The reason all these thoughts pertaining to artificial intelligence are currently rattling around my poor old noggin is that I was just chatting with Kim Lee, who is Senior Director of Systems Applications Engineering for Sensors, Solutions, and IoT at Infineon Technologies Americas. Kim’s responsibilities include “Managing a team of software, hardware, and algorithm engineers focusing on IoT and sensor solutions, utilizing the company’s product-to-solution (P2S) solution strategy” (try saying that ten times quickly).
This all started when one of Infineon’s Minions (I couldn’t help myself) reached out to tell me, “We just announced a partnership with Archetype AI to develop sensor chips with artificial intelligence functionality. Infineon will pilot Archetype AI’s Large Behavior Model (LBM), which is designed to generate AI agents that automatically create code for customer-specific sensor use cases to run as edge models on customer devices.

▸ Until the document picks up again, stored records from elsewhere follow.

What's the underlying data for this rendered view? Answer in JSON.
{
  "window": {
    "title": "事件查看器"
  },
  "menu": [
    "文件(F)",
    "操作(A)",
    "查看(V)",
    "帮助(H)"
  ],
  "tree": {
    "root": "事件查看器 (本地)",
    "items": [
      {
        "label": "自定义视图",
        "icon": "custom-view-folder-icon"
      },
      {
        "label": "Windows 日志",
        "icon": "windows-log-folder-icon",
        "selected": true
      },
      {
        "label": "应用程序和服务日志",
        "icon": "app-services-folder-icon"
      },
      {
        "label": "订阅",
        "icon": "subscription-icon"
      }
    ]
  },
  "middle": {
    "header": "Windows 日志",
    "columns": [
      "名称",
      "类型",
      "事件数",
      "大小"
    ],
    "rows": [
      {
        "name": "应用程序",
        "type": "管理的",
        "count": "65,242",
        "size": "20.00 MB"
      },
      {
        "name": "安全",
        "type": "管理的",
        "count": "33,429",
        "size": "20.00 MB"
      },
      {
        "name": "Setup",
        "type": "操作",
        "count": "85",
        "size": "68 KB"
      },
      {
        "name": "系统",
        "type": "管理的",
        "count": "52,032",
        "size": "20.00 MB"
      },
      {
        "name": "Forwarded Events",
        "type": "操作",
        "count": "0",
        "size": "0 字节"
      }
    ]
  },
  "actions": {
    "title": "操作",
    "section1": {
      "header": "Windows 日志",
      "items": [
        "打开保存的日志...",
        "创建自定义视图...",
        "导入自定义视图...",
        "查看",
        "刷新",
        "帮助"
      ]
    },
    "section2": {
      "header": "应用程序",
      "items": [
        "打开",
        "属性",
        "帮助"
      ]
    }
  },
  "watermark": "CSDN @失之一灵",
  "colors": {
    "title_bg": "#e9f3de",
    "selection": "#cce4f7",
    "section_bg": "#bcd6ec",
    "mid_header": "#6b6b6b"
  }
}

For example, sensors built by Infineon with help of the LBM platform will make devices like TVs, smart speakers, and smart home appliances aware of people and the world around them.”
They had me at “sensor chips with artificial intelligence functionality.” After that, I was “putty in their hands.” I just bounced over to the Archetype AI website to discover that they are on a mission to UNDERSTAND THE REAL WORLD IN REAL TIME.
It’s no secret that the folks at Infineon design and manufacture a wide variety of XENSIV sensors, including MEMS microphones, 3D Time-of-Flight (TOF) image sensors, and high-precision, small form-factor environmental sensors. However, the sensors that were the focus of our conversation were Infineon’s ultra-low-power 3D radar sensors.
Giving “things” human senses (Source: Infineon)
When it comes to things like object detection and recognition, many people’s knee-jerk reaction is to think of optical, camera-based technology, but radar can offer many advantages. For example, radar can detect even the smallest kind of motion, including whether someone is breathing, for example. This means there’s no need to periodically jump up and down waving your arms to keep the lights on (yes, I’m thinking of my frustrating experiences with traditional PIR sensors).
Radar is versatile and flexible (it can sense distance and velocity, breathing and heart rate, people and gestures), it’s environmentally robust (it works in both sunlight and darkness and is resilient to dust, fog, and temperature), and it can anonymously detect through obstacles, which means it can be inconspicuously embedded in end products (see also Radar Sensors for the IoT).
The combination of Archetype AI’s AI (if you see what I mean) with Infineon’s 3D radar sensors will allow developers to uncover the hidden patterns of behavior in unstructured sensor data and blend real-time sensor data with natural language to create a living view of the world to analyze complex sensor-based data (again, try saying that ten times quickly).
I can easily envision the day when AI-augmented sensors surround us, powering products that hang onto every word and gesture, poised to pounce into action to sate and satisfy our every whim. How about you? Are you, like me, preparing yourself for a life of intelligent sensor-powered delectation and delight?